_Task to carry out_
Make an exact copy of all the records that follow, apart from the pictures.

[Collected data]
>>

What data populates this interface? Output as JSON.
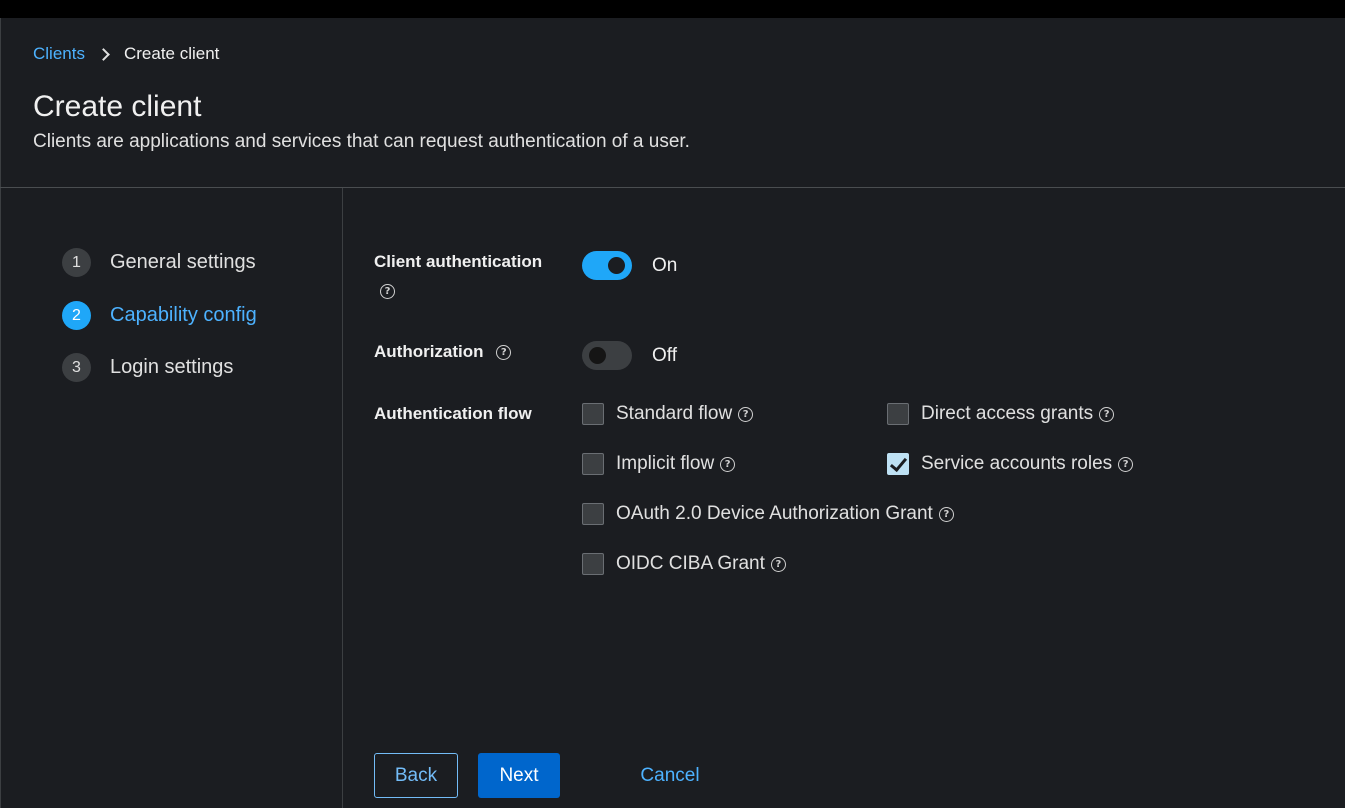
{
  "breadcrumb": {
    "parent": "Clients",
    "current": "Create client"
  },
  "header": {
    "title": "Create client",
    "description": "Clients are applications and services that can request authentication of a user."
  },
  "wizard": {
    "steps": [
      {
        "number": "1",
        "label": "General settings",
        "active": false
      },
      {
        "number": "2",
        "label": "Capability config",
        "active": true
      },
      {
        "number": "3",
        "label": "Login settings",
        "active": false
      }
    ]
  },
  "form": {
    "client_authentication": {
      "label": "Client authentication",
      "state": "On",
      "enabled": true
    },
    "authorization": {
      "label": "Authorization",
      "state": "Off",
      "enabled": false
    },
    "authentication_flow": {
      "label": "Authentication flow",
      "options": [
        {
          "label": "Standard flow",
          "checked": false
        },
        {
          "label": "Direct access grants",
          "checked": false
        },
        {
          "label": "Implicit flow",
          "checked": false
        },
        {
          "label": "Service accounts roles",
          "checked": true
        },
        {
          "label": "OAuth 2.0 Device Authorization Grant",
          "checked": false
        },
        {
          "label": "OIDC CIBA Grant",
          "checked": false
        }
      ]
    }
  },
  "actions": {
    "back": "Back",
    "next": "Next",
    "cancel": "Cancel"
  },
  "help_glyph": "?",
  "colors": {
    "background": "#1b1d21",
    "accent": "#1fa7f8",
    "link": "#4db2ff",
    "primary_button": "#0066cc"
  }
}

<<

_Exercise solution_
What data populates this interface? Output as JSON.
{
  "breadcrumb": {
    "parent": "Clients",
    "current": "Create client"
  },
  "header": {
    "title": "Create client",
    "description": "Clients are applications and services that can request authentication of a user."
  },
  "wizard": {
    "steps": [
      {
        "number": "1",
        "label": "General settings",
        "active": false
      },
      {
        "number": "2",
        "label": "Capability config",
        "active": true
      },
      {
        "number": "3",
        "label": "Login settings",
        "active": false
      }
    ]
  },
  "form": {
    "client_authentication": {
      "label": "Client authentication",
      "state": "On",
      "enabled": true
    },
    "authorization": {
      "label": "Authorization",
      "state": "Off",
      "enabled": false
    },
    "authentication_flow": {
      "label": "Authentication flow",
      "options": [
        {
          "label": "Standard flow",
          "checked": false
        },
        {
          "label": "Direct access grants",
          "checked": false
        },
        {
          "label": "Implicit flow",
          "checked": false
        },
        {
          "label": "Service accounts roles",
          "checked": true
        },
        {
          "label": "OAuth 2.0 Device Authorization Grant",
          "checked": false
        },
        {
          "label": "OIDC CIBA Grant",
          "checked": false
        }
      ]
    }
  },
  "actions": {
    "back": "Back",
    "next": "Next",
    "cancel": "Cancel"
  },
  "help_glyph": "?",
  "colors": {
    "background": "#1b1d21",
    "accent": "#1fa7f8",
    "link": "#4db2ff",
    "primary_button": "#0066cc"
  }
}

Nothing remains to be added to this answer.